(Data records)
# # # # # # #
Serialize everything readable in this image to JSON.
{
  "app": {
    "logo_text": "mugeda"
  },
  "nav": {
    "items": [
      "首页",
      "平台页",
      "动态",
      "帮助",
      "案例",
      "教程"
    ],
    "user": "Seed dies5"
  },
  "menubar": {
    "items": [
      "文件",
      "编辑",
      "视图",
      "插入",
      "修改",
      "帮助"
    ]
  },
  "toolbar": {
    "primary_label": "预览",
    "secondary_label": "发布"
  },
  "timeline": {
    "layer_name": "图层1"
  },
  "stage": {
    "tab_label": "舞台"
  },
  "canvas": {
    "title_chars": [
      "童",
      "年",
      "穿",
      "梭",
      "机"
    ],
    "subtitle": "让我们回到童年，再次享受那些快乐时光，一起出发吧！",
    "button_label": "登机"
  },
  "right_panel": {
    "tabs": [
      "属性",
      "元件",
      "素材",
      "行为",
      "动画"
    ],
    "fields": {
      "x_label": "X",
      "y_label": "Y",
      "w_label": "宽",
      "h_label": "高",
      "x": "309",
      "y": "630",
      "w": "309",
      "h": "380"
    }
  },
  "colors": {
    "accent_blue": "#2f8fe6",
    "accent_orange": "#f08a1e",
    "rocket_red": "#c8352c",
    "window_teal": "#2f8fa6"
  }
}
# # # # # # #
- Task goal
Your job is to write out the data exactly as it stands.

- Expected output
Serialize everything readable in this image to JSON.
{
  "app": {
    "logo_text": "mugeda"
  },
  "nav": {
    "items": [
      "首页",
      "平台页",
      "动态",
      "帮助",
      "案例",
      "教程"
    ],
    "user": "Seed dies5"
  },
  "menubar": {
    "items": [
      "文件",
      "编辑",
      "视图",
      "插入",
      "修改",
      "帮助"
    ]
  },
  "toolbar": {
    "primary_label": "预览",
    "secondary_label": "发布"
  },
  "timeline": {
    "layer_name": "图层1"
  },
  "stage": {
    "tab_label": "舞台"
  },
  "canvas": {
    "title_chars": [
      "童",
      "年",
      "穿",
      "梭",
      "机"
    ],
    "subtitle": "让我们回到童年，再次享受那些快乐时光，一起出发吧！",
    "button_label": "登机"
  },
  "right_panel": {
    "tabs": [
      "属性",
      "元件",
      "素材",
      "行为",
      "动画"
    ],
    "fields": {
      "x_label": "X",
      "y_label": "Y",
      "w_label": "宽",
      "h_label": "高",
      "x": "309",
      "y": "630",
      "w": "309",
      "h": "380"
    }
  },
  "colors": {
    "accent_blue": "#2f8fe6",
    "accent_orange": "#f08a1e",
    "rocket_red": "#c8352c",
    "window_teal": "#2f8fa6"
  }
}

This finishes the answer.